(Problem to solve):
An exact repetition of every entry, with no images, is the required answer.

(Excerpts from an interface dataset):
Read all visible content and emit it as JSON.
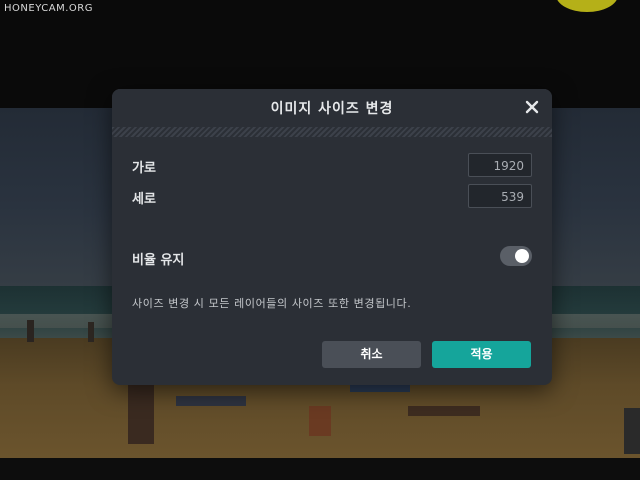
{
  "watermark": "HONEYCAM.ORG",
  "dialog": {
    "title": "이미지 사이즈 변경",
    "width_label": "가로",
    "width_value": "1920",
    "height_label": "세로",
    "height_value": "539",
    "keep_ratio_label": "비율 유지",
    "keep_ratio_on": true,
    "note": "사이즈 변경 시 모든 레이어들의 사이즈 또한 변경됩니다.",
    "cancel_label": "취소",
    "apply_label": "적용"
  },
  "colors": {
    "dialog_bg": "#2b2f36",
    "accent": "#15a59b",
    "cancel": "#4a4f57"
  },
  "icons": {
    "close": "close-icon"
  }
}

(Answer to this problem):
Read all visible content and emit it as JSON.
{
  "watermark": "HONEYCAM.ORG",
  "dialog": {
    "title": "이미지 사이즈 변경",
    "width_label": "가로",
    "width_value": "1920",
    "height_label": "세로",
    "height_value": "539",
    "keep_ratio_label": "비율 유지",
    "keep_ratio_on": true,
    "note": "사이즈 변경 시 모든 레이어들의 사이즈 또한 변경됩니다.",
    "cancel_label": "취소",
    "apply_label": "적용"
  },
  "colors": {
    "dialog_bg": "#2b2f36",
    "accent": "#15a59b",
    "cancel": "#4a4f57"
  },
  "icons": {
    "close": "close-icon"
  }
}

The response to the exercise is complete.